»»

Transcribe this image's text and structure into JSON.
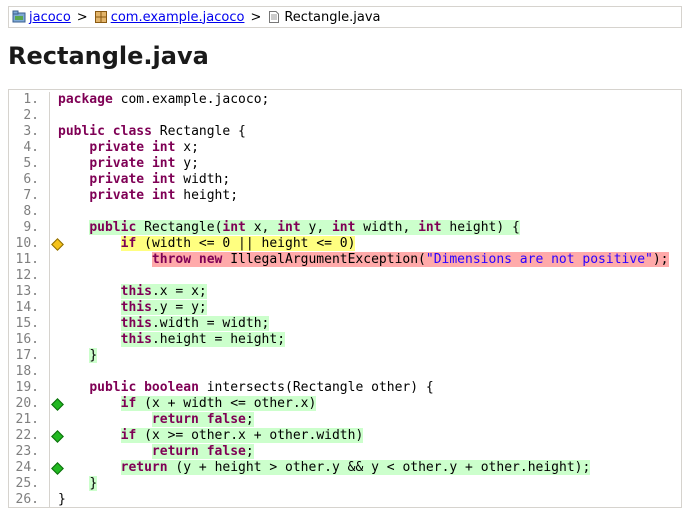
{
  "breadcrumb": [
    {
      "label": "jacoco",
      "icon": "project-icon"
    },
    {
      "label": "com.example.jacoco",
      "icon": "package-icon"
    },
    {
      "label": "Rectangle.java",
      "icon": "file-icon"
    }
  ],
  "separator": ">",
  "page_title": "Rectangle.java",
  "code_lines": [
    {
      "n": "1.",
      "status": "none",
      "branch": "none",
      "text": "package com.example.jacoco;"
    },
    {
      "n": "2.",
      "status": "none",
      "branch": "none",
      "text": ""
    },
    {
      "n": "3.",
      "status": "none",
      "branch": "none",
      "text": "public class Rectangle {"
    },
    {
      "n": "4.",
      "status": "none",
      "branch": "none",
      "text": "    private int x;"
    },
    {
      "n": "5.",
      "status": "none",
      "branch": "none",
      "text": "    private int y;"
    },
    {
      "n": "6.",
      "status": "none",
      "branch": "none",
      "text": "    private int width;"
    },
    {
      "n": "7.",
      "status": "none",
      "branch": "none",
      "text": "    private int height;"
    },
    {
      "n": "8.",
      "status": "none",
      "branch": "none",
      "text": ""
    },
    {
      "n": "9.",
      "status": "covered",
      "branch": "none",
      "text": "    public Rectangle(int x, int y, int width, int height) {"
    },
    {
      "n": "10.",
      "status": "partial",
      "branch": "partial",
      "text": "        if (width <= 0 || height <= 0)"
    },
    {
      "n": "11.",
      "status": "missed",
      "branch": "none",
      "text": "            throw new IllegalArgumentException(\"Dimensions are not positive\");"
    },
    {
      "n": "12.",
      "status": "none",
      "branch": "none",
      "text": ""
    },
    {
      "n": "13.",
      "status": "covered",
      "branch": "none",
      "text": "        this.x = x;"
    },
    {
      "n": "14.",
      "status": "covered",
      "branch": "none",
      "text": "        this.y = y;"
    },
    {
      "n": "15.",
      "status": "covered",
      "branch": "none",
      "text": "        this.width = width;"
    },
    {
      "n": "16.",
      "status": "covered",
      "branch": "none",
      "text": "        this.height = height;"
    },
    {
      "n": "17.",
      "status": "covered",
      "branch": "none",
      "text": "    }"
    },
    {
      "n": "18.",
      "status": "none",
      "branch": "none",
      "text": ""
    },
    {
      "n": "19.",
      "status": "none",
      "branch": "none",
      "text": "    public boolean intersects(Rectangle other) {"
    },
    {
      "n": "20.",
      "status": "covered",
      "branch": "full",
      "text": "        if (x + width <= other.x)"
    },
    {
      "n": "21.",
      "status": "covered",
      "branch": "none",
      "text": "            return false;"
    },
    {
      "n": "22.",
      "status": "covered",
      "branch": "full",
      "text": "        if (x >= other.x + other.width)"
    },
    {
      "n": "23.",
      "status": "covered",
      "branch": "none",
      "text": "            return false;"
    },
    {
      "n": "24.",
      "status": "covered",
      "branch": "full",
      "text": "        return (y + height > other.y && y < other.y + other.height);"
    },
    {
      "n": "25.",
      "status": "covered",
      "branch": "none",
      "text": "    }"
    },
    {
      "n": "26.",
      "status": "none",
      "branch": "none",
      "text": "}"
    }
  ],
  "colors": {
    "covered": "#ccffcc",
    "missed": "#ffaaaa",
    "partial": "#ffff80",
    "keyword": "#7f0055",
    "string": "#2a00ff",
    "link": "#0000ee"
  }
}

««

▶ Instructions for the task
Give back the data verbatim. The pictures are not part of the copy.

▶ Reply
Transcribe this image's text and structure into JSON.
{
  "breadcrumb": [
    {
      "label": "jacoco",
      "icon": "project-icon"
    },
    {
      "label": "com.example.jacoco",
      "icon": "package-icon"
    },
    {
      "label": "Rectangle.java",
      "icon": "file-icon"
    }
  ],
  "separator": ">",
  "page_title": "Rectangle.java",
  "code_lines": [
    {
      "n": "1.",
      "status": "none",
      "branch": "none",
      "text": "package com.example.jacoco;"
    },
    {
      "n": "2.",
      "status": "none",
      "branch": "none",
      "text": ""
    },
    {
      "n": "3.",
      "status": "none",
      "branch": "none",
      "text": "public class Rectangle {"
    },
    {
      "n": "4.",
      "status": "none",
      "branch": "none",
      "text": "    private int x;"
    },
    {
      "n": "5.",
      "status": "none",
      "branch": "none",
      "text": "    private int y;"
    },
    {
      "n": "6.",
      "status": "none",
      "branch": "none",
      "text": "    private int width;"
    },
    {
      "n": "7.",
      "status": "none",
      "branch": "none",
      "text": "    private int height;"
    },
    {
      "n": "8.",
      "status": "none",
      "branch": "none",
      "text": ""
    },
    {
      "n": "9.",
      "status": "covered",
      "branch": "none",
      "text": "    public Rectangle(int x, int y, int width, int height) {"
    },
    {
      "n": "10.",
      "status": "partial",
      "branch": "partial",
      "text": "        if (width <= 0 || height <= 0)"
    },
    {
      "n": "11.",
      "status": "missed",
      "branch": "none",
      "text": "            throw new IllegalArgumentException(\"Dimensions are not positive\");"
    },
    {
      "n": "12.",
      "status": "none",
      "branch": "none",
      "text": ""
    },
    {
      "n": "13.",
      "status": "covered",
      "branch": "none",
      "text": "        this.x = x;"
    },
    {
      "n": "14.",
      "status": "covered",
      "branch": "none",
      "text": "        this.y = y;"
    },
    {
      "n": "15.",
      "status": "covered",
      "branch": "none",
      "text": "        this.width = width;"
    },
    {
      "n": "16.",
      "status": "covered",
      "branch": "none",
      "text": "        this.height = height;"
    },
    {
      "n": "17.",
      "status": "covered",
      "branch": "none",
      "text": "    }"
    },
    {
      "n": "18.",
      "status": "none",
      "branch": "none",
      "text": ""
    },
    {
      "n": "19.",
      "status": "none",
      "branch": "none",
      "text": "    public boolean intersects(Rectangle other) {"
    },
    {
      "n": "20.",
      "status": "covered",
      "branch": "full",
      "text": "        if (x + width <= other.x)"
    },
    {
      "n": "21.",
      "status": "covered",
      "branch": "none",
      "text": "            return false;"
    },
    {
      "n": "22.",
      "status": "covered",
      "branch": "full",
      "text": "        if (x >= other.x + other.width)"
    },
    {
      "n": "23.",
      "status": "covered",
      "branch": "none",
      "text": "            return false;"
    },
    {
      "n": "24.",
      "status": "covered",
      "branch": "full",
      "text": "        return (y + height > other.y && y < other.y + other.height);"
    },
    {
      "n": "25.",
      "status": "covered",
      "branch": "none",
      "text": "    }"
    },
    {
      "n": "26.",
      "status": "none",
      "branch": "none",
      "text": "}"
    }
  ],
  "colors": {
    "covered": "#ccffcc",
    "missed": "#ffaaaa",
    "partial": "#ffff80",
    "keyword": "#7f0055",
    "string": "#2a00ff",
    "link": "#0000ee"
  }
}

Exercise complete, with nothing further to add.